Under Her Skin, edited by Lindy Ryan & Toni Miller
Published by Black Spot Books, 2022
Rating: ⭐ ⭐
In principle, this sounds like a perfect read for me: an anthology of poetry by women in horror, exploring their experiences of gender and identity. It’s possible my own high expectations contributed to my ultimate lukewarm response, but sadly I felt there was little here to push the boundaries of either horror or feminist writing.
I definitely appreciate how inclusive the project is, with cis, trans, and non-binary femmes representing various facets of womanhood. While there are some definite gems peppered throughout (I particularly admire pieces that focus on the horror women often inflict upon their own bodies as a result of societal pressures), I never felt particularly inspired to seek out more work from any of the featured writers. Beyond that, most of the pieces blur together somewhat due to repetition in tone and imagery. It feels cohesive as a collection of works in that respect, but lacking in dynamism.
I love what the book wants to achieve, and there are certainly glimmers of success on that front, but sadly the selection feels too bloated and one-note in its perspective and approach.
Thank you to the publisher for a free advanced copy in exchange for an honest review.
Chasm by Dorothea Tanning
Published by Virago, 2019 (first published 2001)
Rating: ⭐ ⭐

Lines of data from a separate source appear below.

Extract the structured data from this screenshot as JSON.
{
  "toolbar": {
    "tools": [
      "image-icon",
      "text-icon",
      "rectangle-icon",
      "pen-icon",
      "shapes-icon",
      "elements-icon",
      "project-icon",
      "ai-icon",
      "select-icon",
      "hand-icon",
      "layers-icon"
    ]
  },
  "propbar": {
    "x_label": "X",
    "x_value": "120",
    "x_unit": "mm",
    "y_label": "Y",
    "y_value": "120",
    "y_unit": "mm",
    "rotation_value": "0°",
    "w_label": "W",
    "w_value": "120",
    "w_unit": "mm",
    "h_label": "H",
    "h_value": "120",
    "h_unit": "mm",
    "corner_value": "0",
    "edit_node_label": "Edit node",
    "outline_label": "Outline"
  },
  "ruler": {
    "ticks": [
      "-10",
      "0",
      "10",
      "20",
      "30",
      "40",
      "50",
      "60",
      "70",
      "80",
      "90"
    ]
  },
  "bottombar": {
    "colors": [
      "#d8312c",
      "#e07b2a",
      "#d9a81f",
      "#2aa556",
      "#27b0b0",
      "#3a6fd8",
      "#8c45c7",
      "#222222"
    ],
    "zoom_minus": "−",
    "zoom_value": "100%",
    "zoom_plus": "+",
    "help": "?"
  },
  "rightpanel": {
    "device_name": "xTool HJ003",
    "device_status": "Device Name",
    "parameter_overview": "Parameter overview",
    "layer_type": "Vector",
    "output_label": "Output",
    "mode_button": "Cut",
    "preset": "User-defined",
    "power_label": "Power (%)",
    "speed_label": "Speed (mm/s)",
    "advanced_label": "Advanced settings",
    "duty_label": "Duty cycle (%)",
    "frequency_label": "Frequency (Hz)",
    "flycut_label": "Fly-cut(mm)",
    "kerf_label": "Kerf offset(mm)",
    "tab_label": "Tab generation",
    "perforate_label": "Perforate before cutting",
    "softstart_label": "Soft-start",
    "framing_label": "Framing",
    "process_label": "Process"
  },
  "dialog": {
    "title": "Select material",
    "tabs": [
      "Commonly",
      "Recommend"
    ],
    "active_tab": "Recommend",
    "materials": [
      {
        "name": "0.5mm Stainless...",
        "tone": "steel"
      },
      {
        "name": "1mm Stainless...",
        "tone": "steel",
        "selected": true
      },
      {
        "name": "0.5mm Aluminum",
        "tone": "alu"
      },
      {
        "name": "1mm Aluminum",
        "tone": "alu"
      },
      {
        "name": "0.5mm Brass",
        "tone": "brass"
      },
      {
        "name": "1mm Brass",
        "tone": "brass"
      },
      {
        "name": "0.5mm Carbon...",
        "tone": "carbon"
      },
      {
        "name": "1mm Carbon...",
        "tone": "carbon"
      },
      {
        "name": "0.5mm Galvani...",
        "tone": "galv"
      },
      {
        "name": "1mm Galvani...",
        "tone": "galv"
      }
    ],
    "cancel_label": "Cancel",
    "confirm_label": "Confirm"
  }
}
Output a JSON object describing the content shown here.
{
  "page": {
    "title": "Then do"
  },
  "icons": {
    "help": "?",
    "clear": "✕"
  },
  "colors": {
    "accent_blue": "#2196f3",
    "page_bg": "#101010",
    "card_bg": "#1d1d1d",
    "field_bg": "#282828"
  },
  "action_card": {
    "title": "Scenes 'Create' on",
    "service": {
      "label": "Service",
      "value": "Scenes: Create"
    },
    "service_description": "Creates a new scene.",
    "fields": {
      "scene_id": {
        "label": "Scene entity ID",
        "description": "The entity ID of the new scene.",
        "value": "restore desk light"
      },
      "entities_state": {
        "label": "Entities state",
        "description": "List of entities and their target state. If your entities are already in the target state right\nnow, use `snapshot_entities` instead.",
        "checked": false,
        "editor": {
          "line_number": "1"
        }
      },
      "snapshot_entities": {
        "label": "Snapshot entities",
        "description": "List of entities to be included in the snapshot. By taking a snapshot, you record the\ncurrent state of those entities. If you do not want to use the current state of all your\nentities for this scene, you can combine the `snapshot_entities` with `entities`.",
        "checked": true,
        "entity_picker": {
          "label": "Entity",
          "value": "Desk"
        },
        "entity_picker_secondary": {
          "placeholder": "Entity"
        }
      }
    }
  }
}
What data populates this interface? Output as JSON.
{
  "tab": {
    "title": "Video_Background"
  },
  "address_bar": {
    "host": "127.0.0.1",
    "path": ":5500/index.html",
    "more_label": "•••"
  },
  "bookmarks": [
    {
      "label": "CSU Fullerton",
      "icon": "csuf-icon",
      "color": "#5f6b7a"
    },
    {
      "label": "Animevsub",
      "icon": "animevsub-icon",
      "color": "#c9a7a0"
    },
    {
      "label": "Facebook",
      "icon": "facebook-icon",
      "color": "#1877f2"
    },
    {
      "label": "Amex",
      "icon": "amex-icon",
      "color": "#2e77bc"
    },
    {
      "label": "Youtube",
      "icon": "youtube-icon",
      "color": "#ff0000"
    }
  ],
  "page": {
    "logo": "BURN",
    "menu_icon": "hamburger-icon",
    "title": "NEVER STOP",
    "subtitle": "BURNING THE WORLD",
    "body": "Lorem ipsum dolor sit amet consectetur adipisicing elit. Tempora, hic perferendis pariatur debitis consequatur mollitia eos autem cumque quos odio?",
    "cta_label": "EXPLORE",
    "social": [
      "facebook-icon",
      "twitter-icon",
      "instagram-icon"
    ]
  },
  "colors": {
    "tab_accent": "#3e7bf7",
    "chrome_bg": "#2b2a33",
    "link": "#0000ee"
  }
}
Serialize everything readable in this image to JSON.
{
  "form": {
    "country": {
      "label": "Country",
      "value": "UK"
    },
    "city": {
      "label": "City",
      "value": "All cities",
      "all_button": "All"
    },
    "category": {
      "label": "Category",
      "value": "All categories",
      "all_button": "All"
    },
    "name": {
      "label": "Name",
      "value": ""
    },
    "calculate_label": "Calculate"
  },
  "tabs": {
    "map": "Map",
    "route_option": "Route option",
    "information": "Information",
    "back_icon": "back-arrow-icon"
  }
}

Following a group of relative strangers assembled at a mansion built in the desert, Tanning does a great job of creating a cloying atmosphere and a sense of inevitable tragedy. It certainly kept me intrigued, and I found a few scenes strangely compelling, but it was all just a little too thematically vague and lacking cohesion for me. Narrative tangents and moments of flowery language bogged it down, and sadly I was left underwhelmed.